Posted August. 09, 2004 22:10,   


Even with idle capital, companies are disinclined to invest locally. Some big corporations are restricted in their investment because of limits on investments they make between their subsidiaries. International capital is briskly passing up this country. Before reversing the current state of affairs, a repeated verbal commitment to job creation through fresh investment won’t turn around the economy.

No one denies that enlivening investment is central in turning the vicious circle into a positive one. What is at issue is whether there are concrete efforts to eliminate factors that contract investment or make them difficult. Among them should be a paradigm-shifting attempt at deregulation. The government and the National Assembly are held responsible for implementing them. In this respect, some Uri Party lawmakers’ proactive moves to further raise or repeal the cap on the cross-investment within big corporations should be welcomed although they came late. However, these moves are backpedaled by other quarters of the ruling party on the pretext that there should be no retreat in corporate reform.

Until when should they wander around and take one step forward only to take another back? It is deplorable since an opportunity is likely to be missed to eliminate a factor in the contraction of investment and thereby snuff out hope for immediate job creation and potential for long-term growth. If one believes sticking to regulations amounts to economic reform, he doesn’t know about the economy at all. We’d like to ask him whether he can see the gushing global economy and the stagnant local economy.

The effects of an untimely policy are adverse rather than positive. Currently, over-investment is not an issue. A draught of investment is undermining the potential for economic growth. However, those who insist on improving corporate transparency and ownership structure in the name of market reform, rather than eliminating barriers to investment, still remain obstinate. The case in point: the Fair Trade Commission is lambasting corporations for their demand for deregulation.
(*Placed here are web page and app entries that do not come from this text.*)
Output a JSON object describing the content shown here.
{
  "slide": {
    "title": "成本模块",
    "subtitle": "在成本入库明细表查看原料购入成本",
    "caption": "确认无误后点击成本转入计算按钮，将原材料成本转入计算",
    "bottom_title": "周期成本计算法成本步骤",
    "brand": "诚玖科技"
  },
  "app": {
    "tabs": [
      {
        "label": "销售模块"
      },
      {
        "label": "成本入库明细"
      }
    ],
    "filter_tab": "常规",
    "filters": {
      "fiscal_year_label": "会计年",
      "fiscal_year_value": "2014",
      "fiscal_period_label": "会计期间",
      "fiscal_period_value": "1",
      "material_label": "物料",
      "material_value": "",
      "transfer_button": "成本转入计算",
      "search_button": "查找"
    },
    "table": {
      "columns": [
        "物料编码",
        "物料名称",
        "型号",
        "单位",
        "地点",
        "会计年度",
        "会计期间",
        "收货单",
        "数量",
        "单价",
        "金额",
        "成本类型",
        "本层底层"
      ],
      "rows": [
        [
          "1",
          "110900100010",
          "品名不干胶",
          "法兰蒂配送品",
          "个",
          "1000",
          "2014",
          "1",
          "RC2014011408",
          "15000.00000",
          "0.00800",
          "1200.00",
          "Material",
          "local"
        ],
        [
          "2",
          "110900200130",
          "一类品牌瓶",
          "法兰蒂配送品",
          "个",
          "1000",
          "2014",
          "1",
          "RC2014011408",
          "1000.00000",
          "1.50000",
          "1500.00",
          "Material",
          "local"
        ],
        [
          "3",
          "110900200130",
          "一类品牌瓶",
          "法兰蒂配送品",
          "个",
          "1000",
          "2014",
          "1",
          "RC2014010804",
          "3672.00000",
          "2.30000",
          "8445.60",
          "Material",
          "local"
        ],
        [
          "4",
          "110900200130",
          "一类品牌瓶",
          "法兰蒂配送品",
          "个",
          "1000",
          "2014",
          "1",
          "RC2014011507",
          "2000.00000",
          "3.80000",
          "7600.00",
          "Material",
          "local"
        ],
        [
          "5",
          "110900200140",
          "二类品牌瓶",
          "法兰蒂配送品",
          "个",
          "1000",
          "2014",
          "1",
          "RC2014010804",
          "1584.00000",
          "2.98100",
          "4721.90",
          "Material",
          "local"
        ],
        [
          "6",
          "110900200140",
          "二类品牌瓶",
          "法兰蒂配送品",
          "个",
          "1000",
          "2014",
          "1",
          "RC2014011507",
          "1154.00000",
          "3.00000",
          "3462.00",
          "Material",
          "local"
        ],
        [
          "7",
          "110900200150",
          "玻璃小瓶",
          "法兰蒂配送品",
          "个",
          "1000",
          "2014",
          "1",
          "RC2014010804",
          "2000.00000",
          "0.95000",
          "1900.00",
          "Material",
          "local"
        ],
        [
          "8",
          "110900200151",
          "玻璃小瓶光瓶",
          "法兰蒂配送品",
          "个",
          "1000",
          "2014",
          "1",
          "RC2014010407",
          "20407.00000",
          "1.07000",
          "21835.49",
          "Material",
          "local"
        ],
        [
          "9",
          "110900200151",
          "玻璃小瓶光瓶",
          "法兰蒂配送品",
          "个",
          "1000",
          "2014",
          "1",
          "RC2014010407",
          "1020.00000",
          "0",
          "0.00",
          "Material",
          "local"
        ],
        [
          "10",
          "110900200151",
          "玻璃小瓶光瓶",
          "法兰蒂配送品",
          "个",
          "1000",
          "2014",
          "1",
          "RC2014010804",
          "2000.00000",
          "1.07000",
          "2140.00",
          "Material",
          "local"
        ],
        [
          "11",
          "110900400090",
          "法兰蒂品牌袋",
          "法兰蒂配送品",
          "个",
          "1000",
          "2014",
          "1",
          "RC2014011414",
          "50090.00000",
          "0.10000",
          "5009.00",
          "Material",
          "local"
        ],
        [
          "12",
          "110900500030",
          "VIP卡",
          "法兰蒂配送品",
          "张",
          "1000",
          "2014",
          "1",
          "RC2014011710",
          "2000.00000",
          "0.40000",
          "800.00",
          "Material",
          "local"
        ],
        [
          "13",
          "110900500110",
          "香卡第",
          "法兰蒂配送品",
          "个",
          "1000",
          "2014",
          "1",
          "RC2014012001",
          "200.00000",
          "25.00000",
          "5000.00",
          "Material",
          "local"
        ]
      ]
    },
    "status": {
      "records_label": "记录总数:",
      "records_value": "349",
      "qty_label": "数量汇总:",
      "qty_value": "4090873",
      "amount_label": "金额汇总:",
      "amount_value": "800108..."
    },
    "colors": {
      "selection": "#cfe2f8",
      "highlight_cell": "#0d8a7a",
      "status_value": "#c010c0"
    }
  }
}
We see the spoilers in enlivening the economy as those who are biased towards “reform is good” in the face of a cooling economic engine and an implosion of the economy. We urge the government and the ruling party to stop wondering and cut the yoke of regulations.